A lottery is an arrangement in which prizes are allocated by chance. The prizes may be money, goods, or services. In some arrangements, participants may be required to purchase a ticket. In others, people are given a set number of tickets, and the winners are determined by the drawing of numbers or other symbols. Some lotteries are government-sponsored, and the proceeds from these are used to fund various public works projects. Other lotteries are private and organized by commercial businesses or groups of individuals. Regardless of the type of lottery, people are attracted to this type of gambling for many reasons. Some people play purely for the money, while others participate because they want to be one of the lucky ones.
Lotteries have been around for centuries. In fact, the first recorded examples are keno slips from the Chinese Han dynasty between 205 and 187 BC. Later, the practice was popular in Europe and America. In the 18th century, public lotteries were used to fund a variety of public and private endeavors, including a battery of guns for Philadelphia and rebuilding Faneuil Hall in Boston. In addition, they helped to finance several colleges, including Harvard, Dartmouth, Columbia, and Yale, as well as roads, canals, and bridges.
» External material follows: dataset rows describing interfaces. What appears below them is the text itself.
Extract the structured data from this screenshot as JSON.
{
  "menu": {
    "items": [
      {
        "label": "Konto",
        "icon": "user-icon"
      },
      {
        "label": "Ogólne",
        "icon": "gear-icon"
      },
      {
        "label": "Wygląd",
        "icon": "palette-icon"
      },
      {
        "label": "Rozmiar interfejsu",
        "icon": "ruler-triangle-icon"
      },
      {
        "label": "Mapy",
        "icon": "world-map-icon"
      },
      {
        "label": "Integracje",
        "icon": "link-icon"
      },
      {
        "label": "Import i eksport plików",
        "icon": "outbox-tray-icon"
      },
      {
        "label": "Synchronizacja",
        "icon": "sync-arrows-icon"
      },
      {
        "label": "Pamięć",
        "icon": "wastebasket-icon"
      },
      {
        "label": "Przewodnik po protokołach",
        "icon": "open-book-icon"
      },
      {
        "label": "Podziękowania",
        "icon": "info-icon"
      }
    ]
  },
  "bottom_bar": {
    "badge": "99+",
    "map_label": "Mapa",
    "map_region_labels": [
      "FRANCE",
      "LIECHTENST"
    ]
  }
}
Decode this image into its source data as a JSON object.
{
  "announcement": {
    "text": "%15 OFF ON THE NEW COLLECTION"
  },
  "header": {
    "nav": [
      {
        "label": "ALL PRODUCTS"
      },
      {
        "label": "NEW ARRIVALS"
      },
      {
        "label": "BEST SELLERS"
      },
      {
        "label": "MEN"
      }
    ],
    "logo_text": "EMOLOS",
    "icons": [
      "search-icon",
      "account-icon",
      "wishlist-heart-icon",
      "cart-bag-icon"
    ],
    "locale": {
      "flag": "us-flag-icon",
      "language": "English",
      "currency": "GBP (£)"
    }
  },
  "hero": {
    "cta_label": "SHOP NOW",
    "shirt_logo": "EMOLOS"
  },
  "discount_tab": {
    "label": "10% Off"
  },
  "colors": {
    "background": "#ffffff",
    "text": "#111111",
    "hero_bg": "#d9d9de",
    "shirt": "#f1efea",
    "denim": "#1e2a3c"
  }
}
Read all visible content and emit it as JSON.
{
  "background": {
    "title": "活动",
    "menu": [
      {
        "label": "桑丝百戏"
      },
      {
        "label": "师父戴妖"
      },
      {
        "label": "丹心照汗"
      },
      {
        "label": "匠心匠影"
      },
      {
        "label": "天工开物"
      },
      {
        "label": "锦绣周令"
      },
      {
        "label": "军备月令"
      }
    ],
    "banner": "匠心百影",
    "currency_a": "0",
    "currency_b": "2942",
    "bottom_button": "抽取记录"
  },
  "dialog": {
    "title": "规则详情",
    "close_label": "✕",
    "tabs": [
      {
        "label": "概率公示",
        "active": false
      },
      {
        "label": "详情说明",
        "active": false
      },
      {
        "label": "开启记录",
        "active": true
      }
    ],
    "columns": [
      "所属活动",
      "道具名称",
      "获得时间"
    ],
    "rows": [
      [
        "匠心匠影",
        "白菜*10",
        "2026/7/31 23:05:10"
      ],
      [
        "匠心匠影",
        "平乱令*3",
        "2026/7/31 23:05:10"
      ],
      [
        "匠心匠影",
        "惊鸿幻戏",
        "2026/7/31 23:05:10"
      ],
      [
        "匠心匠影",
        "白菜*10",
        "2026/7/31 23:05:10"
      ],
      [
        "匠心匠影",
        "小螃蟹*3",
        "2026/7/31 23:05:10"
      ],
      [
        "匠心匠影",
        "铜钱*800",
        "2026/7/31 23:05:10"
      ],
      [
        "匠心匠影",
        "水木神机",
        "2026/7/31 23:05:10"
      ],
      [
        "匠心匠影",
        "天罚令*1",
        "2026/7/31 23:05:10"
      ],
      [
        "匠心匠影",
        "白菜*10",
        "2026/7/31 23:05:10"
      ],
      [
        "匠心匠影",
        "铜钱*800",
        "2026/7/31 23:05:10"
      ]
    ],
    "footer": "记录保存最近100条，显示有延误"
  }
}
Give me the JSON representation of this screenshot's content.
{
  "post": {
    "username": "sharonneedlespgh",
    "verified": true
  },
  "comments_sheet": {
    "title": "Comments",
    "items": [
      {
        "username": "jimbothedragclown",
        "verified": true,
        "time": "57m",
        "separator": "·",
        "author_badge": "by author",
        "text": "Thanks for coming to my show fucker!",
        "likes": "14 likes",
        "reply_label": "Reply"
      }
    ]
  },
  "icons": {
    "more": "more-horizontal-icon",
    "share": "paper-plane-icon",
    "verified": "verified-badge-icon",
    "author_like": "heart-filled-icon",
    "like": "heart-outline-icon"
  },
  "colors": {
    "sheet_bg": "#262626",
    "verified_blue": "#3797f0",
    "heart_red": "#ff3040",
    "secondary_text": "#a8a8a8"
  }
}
In the US, lotteries began to be widely accepted in the early post-World War II period as a means of generating revenue for state governments. These states were looking to expand their array of social safety net programs and wanted to do so without imposing onerous taxes on the working class.
Although state governments are primarily responsible for the administration of lotteries, the public is often a major contributor to revenues through purchasing tickets and other purchases. Consequently, lotteries have the potential to influence political decisions in a number of ways.
The public is generally supportive of lotteries, particularly when the proceeds are perceived as benefiting a specific public good. This is especially true during periods of economic stress, when voters are concerned about tax increases or cuts in government spending. Lotteries can also be used to raise funds for a wide range of political causes and candidates, from public education to local politics.
Despite their popularity, however, lottery officials must constantly seek new strategies to attract new players and retain existing players. They have to contend with a variety of factors, including the growth of the Internet and changing demographics. Moreover, the competition for lottery players is becoming increasingly intense as more companies launch games and advertising becomes increasingly effective.
As a result, many state lotteries have extensive and growing specific constituencies, such as convenience store operators (the primary vendors for most lotteries); lottery suppliers (heavy contributions to state political campaigns are regularly reported); teachers (in states where lotteries are earmarked for education); and state legislators (who quickly become accustomed to receiving extra revenue from the games). Lotteries are a classic example of public policy being made piecemeal and incrementally, with little or no overall vision or goal in mind.